(Items from an interface collection)
┄┄┄┄┄┄┄┄┄┄┄┄┄┄┄┄┄┄┄┄

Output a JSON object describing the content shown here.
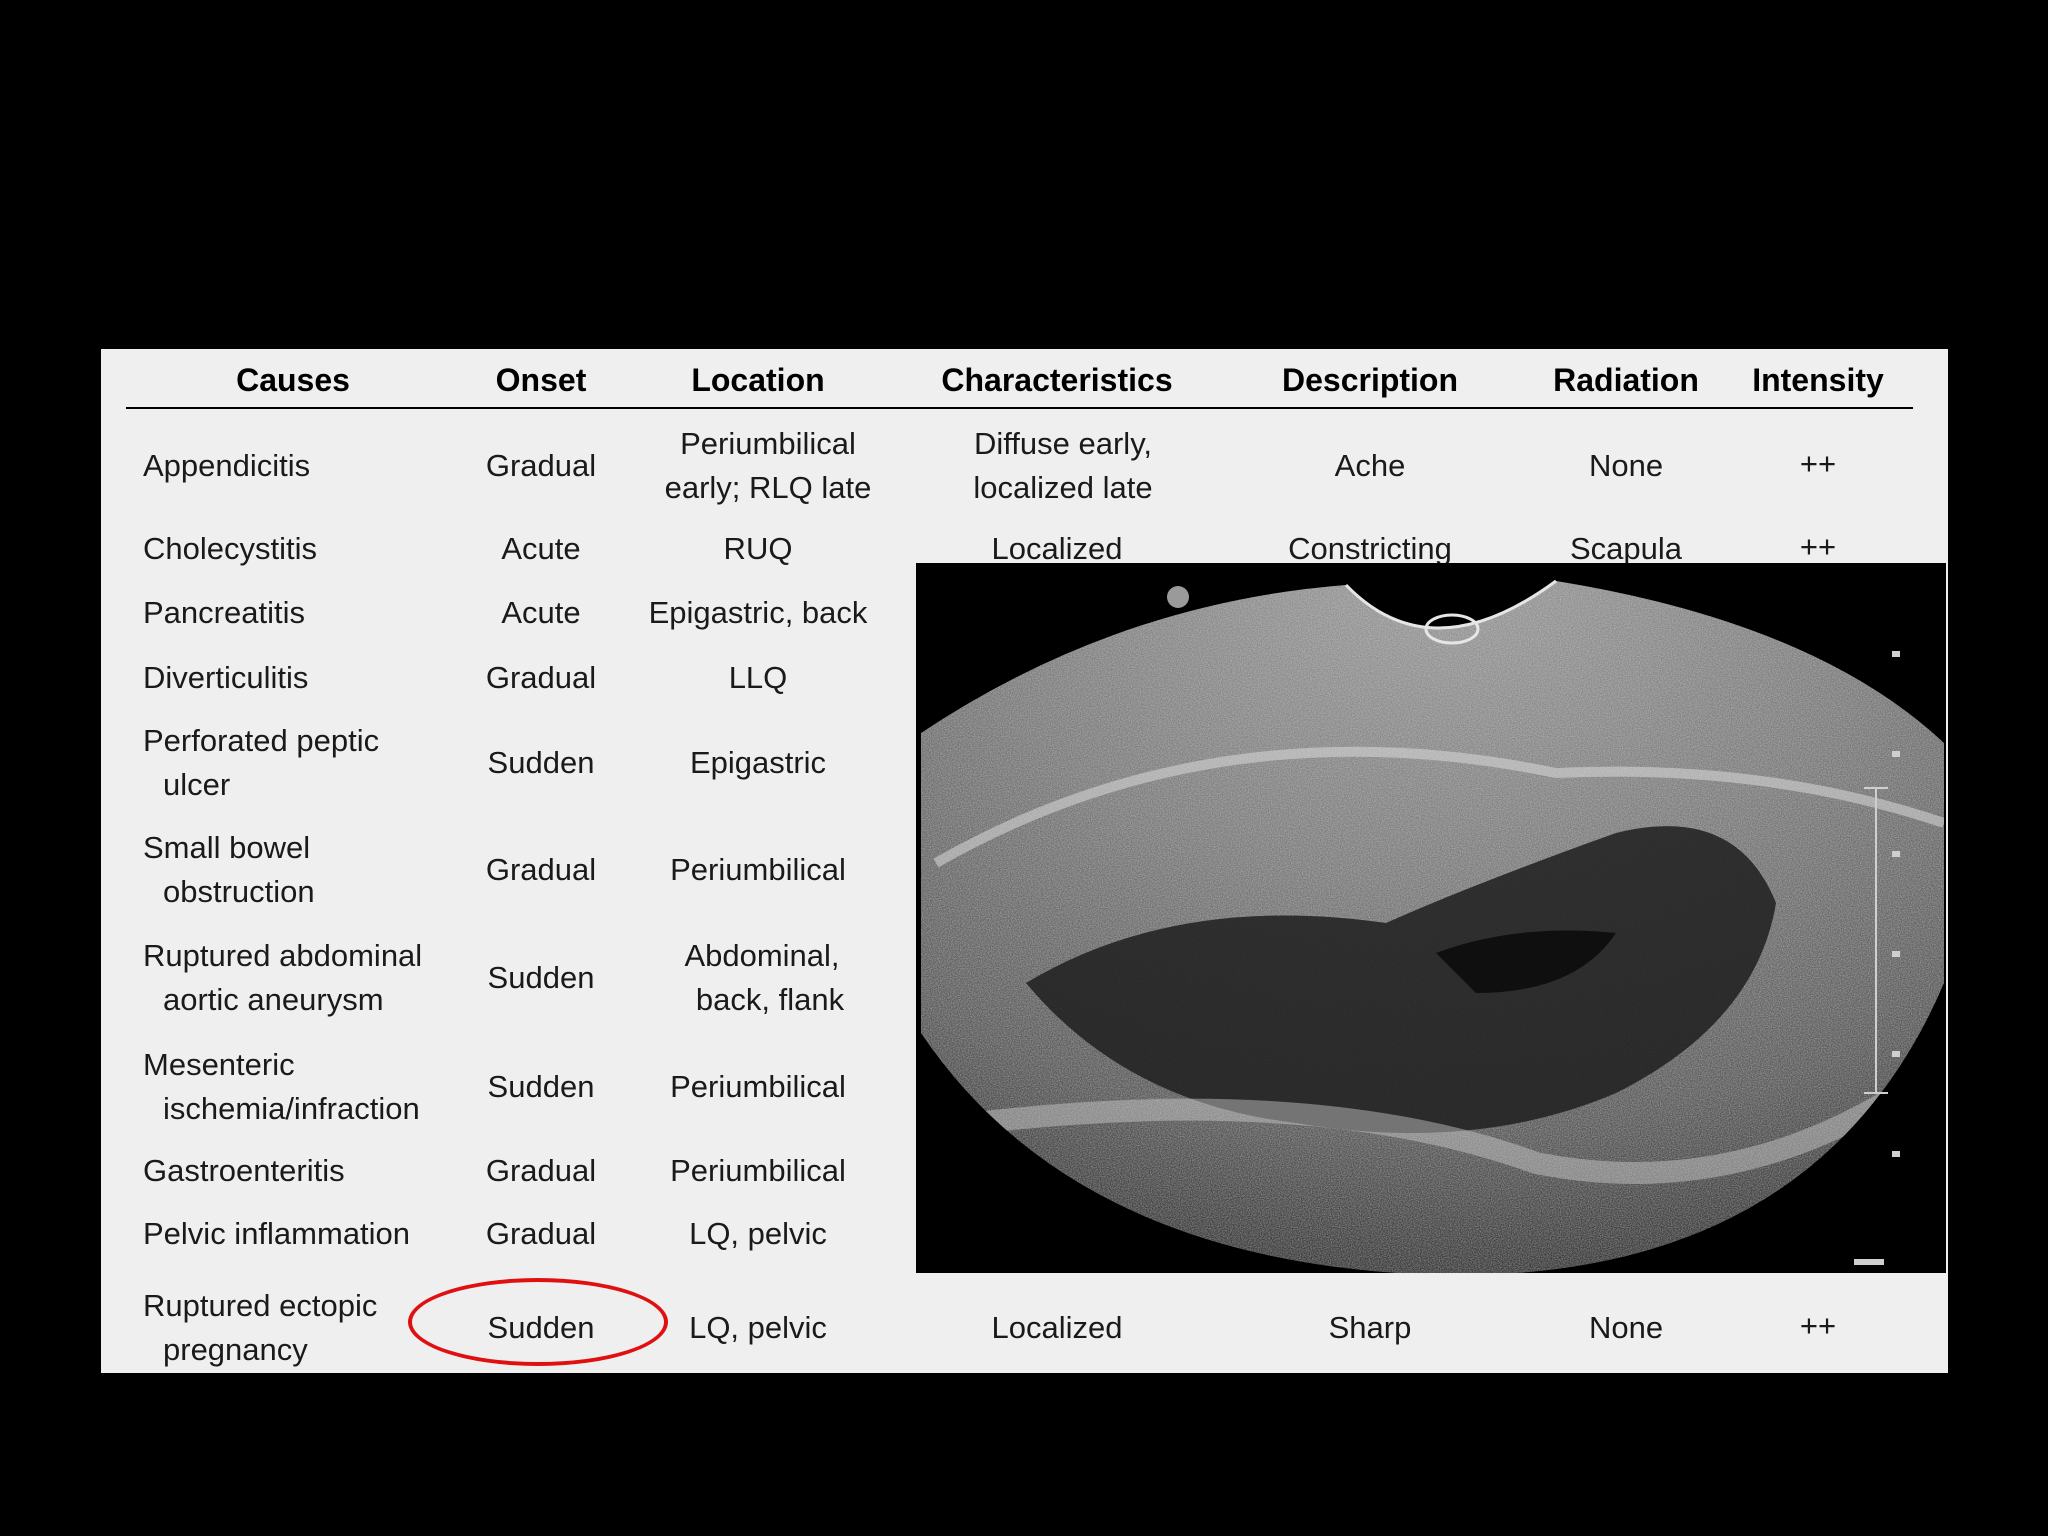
{
  "table": {
    "headers": [
      "Causes",
      "Onset",
      "Location",
      "Characteristics",
      "Description",
      "Radiation",
      "Intensity"
    ],
    "rows": [
      {
        "cause": [
          "Appendicitis"
        ],
        "onset": "Gradual",
        "location": [
          "Periumbilical",
          "early; RLQ late"
        ],
        "characteristics": [
          "Diffuse early,",
          "localized late"
        ],
        "description": "Ache",
        "radiation": "None",
        "intensity": "++"
      },
      {
        "cause": [
          "Cholecystitis"
        ],
        "onset": "Acute",
        "location": [
          "RUQ"
        ],
        "characteristics": [
          "Localized"
        ],
        "description": "Constricting",
        "radiation": "Scapula",
        "intensity": "++"
      },
      {
        "cause": [
          "Pancreatitis"
        ],
        "onset": "Acute",
        "location": [
          "Epigastric, back"
        ]
      },
      {
        "cause": [
          "Diverticulitis"
        ],
        "onset": "Gradual",
        "location": [
          "LLQ"
        ]
      },
      {
        "cause": [
          "Perforated peptic",
          "ulcer"
        ],
        "onset": "Sudden",
        "location": [
          "Epigastric"
        ]
      },
      {
        "cause": [
          "Small bowel",
          "obstruction"
        ],
        "onset": "Gradual",
        "location": [
          "Periumbilical"
        ]
      },
      {
        "cause": [
          "Ruptured abdominal",
          "aortic aneurysm"
        ],
        "onset": "Sudden",
        "location": [
          "Abdominal,",
          "back, flank"
        ]
      },
      {
        "cause": [
          "Mesenteric",
          "ischemia/infraction"
        ],
        "onset": "Sudden",
        "location": [
          "Periumbilical"
        ]
      },
      {
        "cause": [
          "Gastroenteritis"
        ],
        "onset": "Gradual",
        "location": [
          "Periumbilical"
        ]
      },
      {
        "cause": [
          "Pelvic inflammation"
        ],
        "onset": "Gradual",
        "location": [
          "LQ, pelvic"
        ]
      },
      {
        "cause": [
          "Ruptured ectopic",
          "pregnancy"
        ],
        "onset": "Sudden",
        "location": [
          "LQ, pelvic"
        ],
        "characteristics": [
          "Localized"
        ],
        "description": "Sharp",
        "radiation": "None",
        "intensity": "++"
      }
    ]
  },
  "highlight": {
    "color": "#e01010"
  }
}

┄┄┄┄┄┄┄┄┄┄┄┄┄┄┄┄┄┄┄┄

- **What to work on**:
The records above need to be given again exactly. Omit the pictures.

- **Solved exercise**:
Output a JSON object describing the content shown here.
{
  "table": {
    "headers": [
      "Causes",
      "Onset",
      "Location",
      "Characteristics",
      "Description",
      "Radiation",
      "Intensity"
    ],
    "rows": [
      {
        "cause": [
          "Appendicitis"
        ],
        "onset": "Gradual",
        "location": [
          "Periumbilical",
          "early; RLQ late"
        ],
        "characteristics": [
          "Diffuse early,",
          "localized late"
        ],
        "description": "Ache",
        "radiation": "None",
        "intensity": "++"
      },
      {
        "cause": [
          "Cholecystitis"
        ],
        "onset": "Acute",
        "location": [
          "RUQ"
        ],
        "characteristics": [
          "Localized"
        ],
        "description": "Constricting",
        "radiation": "Scapula",
        "intensity": "++"
      },
      {
        "cause": [
          "Pancreatitis"
        ],
        "onset": "Acute",
        "location": [
          "Epigastric, back"
        ]
      },
      {
        "cause": [
          "Diverticulitis"
        ],
        "onset": "Gradual",
        "location": [
          "LLQ"
        ]
      },
      {
        "cause": [
          "Perforated peptic",
          "ulcer"
        ],
        "onset": "Sudden",
        "location": [
          "Epigastric"
        ]
      },
      {
        "cause": [
          "Small bowel",
          "obstruction"
        ],
        "onset": "Gradual",
        "location": [
          "Periumbilical"
        ]
      },
      {
        "cause": [
          "Ruptured abdominal",
          "aortic aneurysm"
        ],
        "onset": "Sudden",
        "location": [
          "Abdominal,",
          "back, flank"
        ]
      },
      {
        "cause": [
          "Mesenteric",
          "ischemia/infraction"
        ],
        "onset": "Sudden",
        "location": [
          "Periumbilical"
        ]
      },
      {
        "cause": [
          "Gastroenteritis"
        ],
        "onset": "Gradual",
        "location": [
          "Periumbilical"
        ]
      },
      {
        "cause": [
          "Pelvic inflammation"
        ],
        "onset": "Gradual",
        "location": [
          "LQ, pelvic"
        ]
      },
      {
        "cause": [
          "Ruptured ectopic",
          "pregnancy"
        ],
        "onset": "Sudden",
        "location": [
          "LQ, pelvic"
        ],
        "characteristics": [
          "Localized"
        ],
        "description": "Sharp",
        "radiation": "None",
        "intensity": "++"
      }
    ]
  },
  "highlight": {
    "color": "#e01010"
  }
}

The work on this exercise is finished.